Most e-learning platforms are able to collect large datasets of students' interactions as events; however that data is difficult to be interpreted directly by learning stakeholders. In this work we unify and connect several of our previous research studies giving a general context of our learning analytics research on Khan Academy. We propose a set of interesting indicators in order to learn more about the learning process. Furthermore, we have designed and implemented a learning analytics module called ALAS-KA which displays individual and class visualizations for these parameters. Finally we make use of ALAS-KA and the parameters to evaluate learning experiences.

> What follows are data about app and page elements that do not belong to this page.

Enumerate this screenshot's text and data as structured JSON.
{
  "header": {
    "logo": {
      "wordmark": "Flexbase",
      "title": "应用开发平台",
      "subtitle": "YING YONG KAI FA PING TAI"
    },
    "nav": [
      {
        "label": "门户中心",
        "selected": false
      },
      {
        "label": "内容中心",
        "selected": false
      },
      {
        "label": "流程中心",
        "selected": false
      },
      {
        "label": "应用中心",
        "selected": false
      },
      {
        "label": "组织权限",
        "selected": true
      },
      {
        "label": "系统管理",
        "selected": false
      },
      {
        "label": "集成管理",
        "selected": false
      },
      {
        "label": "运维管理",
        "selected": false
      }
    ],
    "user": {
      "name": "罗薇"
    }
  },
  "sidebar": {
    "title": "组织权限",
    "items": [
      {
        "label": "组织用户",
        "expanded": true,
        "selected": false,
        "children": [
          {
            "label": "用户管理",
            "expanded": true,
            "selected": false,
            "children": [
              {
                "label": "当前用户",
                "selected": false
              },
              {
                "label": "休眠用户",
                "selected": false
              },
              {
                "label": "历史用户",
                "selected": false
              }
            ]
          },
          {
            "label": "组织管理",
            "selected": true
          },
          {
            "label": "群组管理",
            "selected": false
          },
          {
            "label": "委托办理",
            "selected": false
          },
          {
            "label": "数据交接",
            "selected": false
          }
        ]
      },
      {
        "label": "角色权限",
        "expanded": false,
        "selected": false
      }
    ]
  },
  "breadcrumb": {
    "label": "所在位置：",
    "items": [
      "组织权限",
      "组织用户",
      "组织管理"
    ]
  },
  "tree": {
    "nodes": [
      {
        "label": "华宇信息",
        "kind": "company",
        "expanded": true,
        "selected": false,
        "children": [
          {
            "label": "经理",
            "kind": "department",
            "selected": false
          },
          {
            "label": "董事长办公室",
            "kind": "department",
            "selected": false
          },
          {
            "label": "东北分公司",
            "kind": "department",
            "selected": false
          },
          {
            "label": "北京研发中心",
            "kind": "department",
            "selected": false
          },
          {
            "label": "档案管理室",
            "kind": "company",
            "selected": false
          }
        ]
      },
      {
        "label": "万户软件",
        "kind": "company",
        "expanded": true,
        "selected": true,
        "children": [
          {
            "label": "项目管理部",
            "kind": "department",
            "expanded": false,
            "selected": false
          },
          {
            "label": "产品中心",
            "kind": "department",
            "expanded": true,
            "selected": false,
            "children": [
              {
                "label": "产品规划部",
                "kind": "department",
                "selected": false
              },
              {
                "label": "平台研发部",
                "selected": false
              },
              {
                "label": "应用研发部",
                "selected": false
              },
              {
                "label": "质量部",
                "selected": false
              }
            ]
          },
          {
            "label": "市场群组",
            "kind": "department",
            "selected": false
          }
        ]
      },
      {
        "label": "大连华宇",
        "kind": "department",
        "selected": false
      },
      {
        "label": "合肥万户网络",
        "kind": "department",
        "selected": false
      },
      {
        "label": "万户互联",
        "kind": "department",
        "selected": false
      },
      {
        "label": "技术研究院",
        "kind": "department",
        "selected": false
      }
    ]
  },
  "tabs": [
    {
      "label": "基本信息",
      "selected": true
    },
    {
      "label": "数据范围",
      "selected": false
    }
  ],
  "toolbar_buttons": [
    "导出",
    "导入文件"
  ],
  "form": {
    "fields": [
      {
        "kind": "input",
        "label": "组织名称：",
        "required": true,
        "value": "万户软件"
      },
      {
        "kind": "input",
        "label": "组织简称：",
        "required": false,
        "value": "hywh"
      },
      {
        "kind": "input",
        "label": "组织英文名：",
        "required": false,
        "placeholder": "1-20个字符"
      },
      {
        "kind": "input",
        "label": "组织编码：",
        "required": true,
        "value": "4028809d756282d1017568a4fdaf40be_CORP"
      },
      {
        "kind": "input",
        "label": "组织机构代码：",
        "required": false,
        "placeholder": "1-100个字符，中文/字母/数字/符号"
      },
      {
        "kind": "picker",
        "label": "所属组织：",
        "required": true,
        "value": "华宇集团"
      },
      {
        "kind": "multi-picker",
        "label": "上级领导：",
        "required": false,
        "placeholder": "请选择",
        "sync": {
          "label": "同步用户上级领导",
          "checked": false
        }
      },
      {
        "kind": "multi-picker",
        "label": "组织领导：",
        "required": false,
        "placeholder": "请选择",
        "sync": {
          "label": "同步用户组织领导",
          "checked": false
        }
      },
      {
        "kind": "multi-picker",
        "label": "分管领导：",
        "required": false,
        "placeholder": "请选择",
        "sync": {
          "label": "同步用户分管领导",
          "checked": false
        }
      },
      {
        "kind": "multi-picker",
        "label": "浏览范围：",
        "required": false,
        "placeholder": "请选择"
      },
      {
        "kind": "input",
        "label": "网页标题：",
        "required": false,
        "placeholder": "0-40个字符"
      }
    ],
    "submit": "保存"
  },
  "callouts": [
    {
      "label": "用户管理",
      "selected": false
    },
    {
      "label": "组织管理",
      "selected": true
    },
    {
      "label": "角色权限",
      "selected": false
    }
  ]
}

The current relevance of Massive Open Online Courses (MOOCs) has provoked researchers in educational technology to work towards improving their pedagogical outcomes. Adaptive MOOCs are an example within this context. Given the importance of affective information within the adaptive systems, we propose a set of models to detect four emotions known to correlate with learning gains. The implementation of the models and the initial results from its application in a case study dataset are also provided.
This paper describes the configuration, setup and initial analysis examples of an experience for introducing learning analytics in a MOOC of maths for adult high school education, using the flipped the classroom methodology. An overview of the MOOC of maths is provided, as well as an overview of the ANALYSE learning analytics tool which is used to analyze the learning process. We describe how the learning analytics tool can be useful in this setup and methodology and we illustrate specific examples of conclusions in the MOOC of maths.
In current online courses, most learning analytics techniques collect, analyze and display low-level data about the interactions of students with educational activities and resources. These data are used to detect students with difficulties in the course, as well as educational activities and resources which might be problematic. This paper presents the Precise Effectiveness Strategy (PES) which enables to calculate the effectiveness of students with educational activities and resources in online courses from low-level events in a quantitative way, taking into account different aspects of the learning context. The PES is particularized for specific educational activities and resources, which are video resources and parametric exercises. Finally, we propose some visualizations related to video and exercise effectiveness in a real course in physics.